**EXERCISE BRIEF**
Pick out and copy every line below that has the word "content".

**DATASET EXCERPTS**
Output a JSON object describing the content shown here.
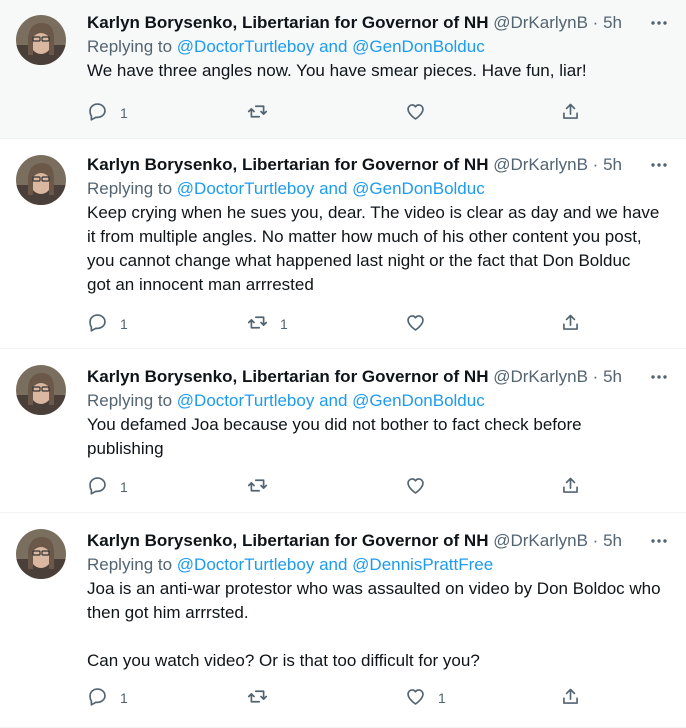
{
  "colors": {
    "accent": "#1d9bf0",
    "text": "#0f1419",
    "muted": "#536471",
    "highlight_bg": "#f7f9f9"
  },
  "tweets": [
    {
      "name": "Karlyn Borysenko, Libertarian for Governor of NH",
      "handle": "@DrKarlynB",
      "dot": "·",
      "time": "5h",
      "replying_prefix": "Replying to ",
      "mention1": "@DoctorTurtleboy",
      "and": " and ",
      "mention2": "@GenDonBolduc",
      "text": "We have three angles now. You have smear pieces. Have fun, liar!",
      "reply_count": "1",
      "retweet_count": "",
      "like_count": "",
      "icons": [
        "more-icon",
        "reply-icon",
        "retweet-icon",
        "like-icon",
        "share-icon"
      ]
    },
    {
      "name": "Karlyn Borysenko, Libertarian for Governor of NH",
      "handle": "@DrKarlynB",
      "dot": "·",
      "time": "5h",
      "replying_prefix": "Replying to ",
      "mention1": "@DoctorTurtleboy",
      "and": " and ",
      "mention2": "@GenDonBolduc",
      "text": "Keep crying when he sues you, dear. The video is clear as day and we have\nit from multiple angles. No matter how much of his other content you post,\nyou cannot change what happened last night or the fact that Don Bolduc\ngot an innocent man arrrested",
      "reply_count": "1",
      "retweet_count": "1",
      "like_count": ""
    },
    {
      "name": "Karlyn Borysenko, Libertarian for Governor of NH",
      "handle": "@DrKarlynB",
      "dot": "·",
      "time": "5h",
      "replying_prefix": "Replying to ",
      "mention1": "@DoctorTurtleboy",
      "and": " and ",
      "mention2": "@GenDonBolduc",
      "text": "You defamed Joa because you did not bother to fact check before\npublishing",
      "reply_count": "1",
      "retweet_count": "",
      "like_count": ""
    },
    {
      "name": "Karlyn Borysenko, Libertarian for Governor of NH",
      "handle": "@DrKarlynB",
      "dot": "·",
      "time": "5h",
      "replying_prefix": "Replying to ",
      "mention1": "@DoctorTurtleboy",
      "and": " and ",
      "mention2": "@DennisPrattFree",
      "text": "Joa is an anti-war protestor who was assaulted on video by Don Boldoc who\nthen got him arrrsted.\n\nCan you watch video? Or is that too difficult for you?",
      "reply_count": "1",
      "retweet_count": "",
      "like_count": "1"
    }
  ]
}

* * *

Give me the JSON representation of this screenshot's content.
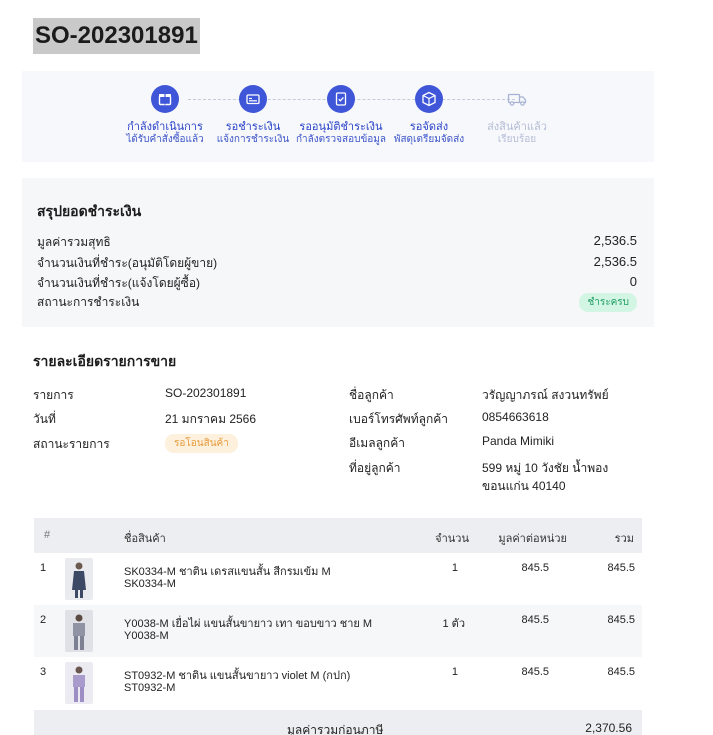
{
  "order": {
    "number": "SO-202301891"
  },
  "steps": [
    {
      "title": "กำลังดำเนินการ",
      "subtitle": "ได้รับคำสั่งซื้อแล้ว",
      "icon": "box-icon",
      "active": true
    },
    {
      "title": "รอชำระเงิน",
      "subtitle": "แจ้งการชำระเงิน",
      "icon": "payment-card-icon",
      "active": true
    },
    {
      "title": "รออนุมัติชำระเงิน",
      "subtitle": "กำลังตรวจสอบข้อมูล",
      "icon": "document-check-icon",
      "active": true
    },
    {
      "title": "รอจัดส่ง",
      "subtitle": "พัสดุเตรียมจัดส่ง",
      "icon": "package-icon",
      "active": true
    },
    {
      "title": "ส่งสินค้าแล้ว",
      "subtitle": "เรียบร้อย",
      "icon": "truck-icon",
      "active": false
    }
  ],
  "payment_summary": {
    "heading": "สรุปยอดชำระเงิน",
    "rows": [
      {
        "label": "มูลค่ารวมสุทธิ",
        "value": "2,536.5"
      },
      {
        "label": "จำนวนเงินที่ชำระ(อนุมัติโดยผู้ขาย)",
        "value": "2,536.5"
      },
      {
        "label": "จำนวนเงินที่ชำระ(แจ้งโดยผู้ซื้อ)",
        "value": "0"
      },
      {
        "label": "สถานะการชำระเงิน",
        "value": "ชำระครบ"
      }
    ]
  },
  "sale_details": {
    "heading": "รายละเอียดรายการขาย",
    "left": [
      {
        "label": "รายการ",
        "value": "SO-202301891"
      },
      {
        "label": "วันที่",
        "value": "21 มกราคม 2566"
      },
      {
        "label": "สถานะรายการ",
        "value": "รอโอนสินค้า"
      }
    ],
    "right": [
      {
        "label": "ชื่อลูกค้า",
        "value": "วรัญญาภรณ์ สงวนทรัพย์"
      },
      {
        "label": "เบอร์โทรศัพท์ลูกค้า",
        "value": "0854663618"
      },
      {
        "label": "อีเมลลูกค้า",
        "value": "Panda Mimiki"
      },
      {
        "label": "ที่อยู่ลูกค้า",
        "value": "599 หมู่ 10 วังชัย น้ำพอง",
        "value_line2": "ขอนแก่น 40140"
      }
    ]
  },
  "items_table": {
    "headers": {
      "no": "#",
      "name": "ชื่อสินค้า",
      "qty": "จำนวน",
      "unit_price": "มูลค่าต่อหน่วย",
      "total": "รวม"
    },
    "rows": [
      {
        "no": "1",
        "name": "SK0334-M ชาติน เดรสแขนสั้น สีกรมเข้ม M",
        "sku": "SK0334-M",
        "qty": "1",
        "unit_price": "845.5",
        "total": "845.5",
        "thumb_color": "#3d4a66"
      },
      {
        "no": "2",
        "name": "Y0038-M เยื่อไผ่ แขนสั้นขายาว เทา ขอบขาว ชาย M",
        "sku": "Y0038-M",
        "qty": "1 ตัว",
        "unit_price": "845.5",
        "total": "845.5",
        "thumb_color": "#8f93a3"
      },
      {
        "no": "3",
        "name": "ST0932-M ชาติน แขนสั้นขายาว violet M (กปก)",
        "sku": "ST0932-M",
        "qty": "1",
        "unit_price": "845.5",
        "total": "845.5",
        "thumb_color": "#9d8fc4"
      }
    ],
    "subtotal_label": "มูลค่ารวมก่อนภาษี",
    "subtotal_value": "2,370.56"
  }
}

**EXERCISE RESPONSE**
Output a JSON object describing the content shown here.
      "text": "Keep crying when he sues you, dear. The video is clear as day and we have\nit from multiple angles. No matter how much of his other content you post,\nyou cannot change what happened last night or the fact that Don Bolduc\ngot an innocent man arrrested",
Give me the JSON representation of this screenshot's content.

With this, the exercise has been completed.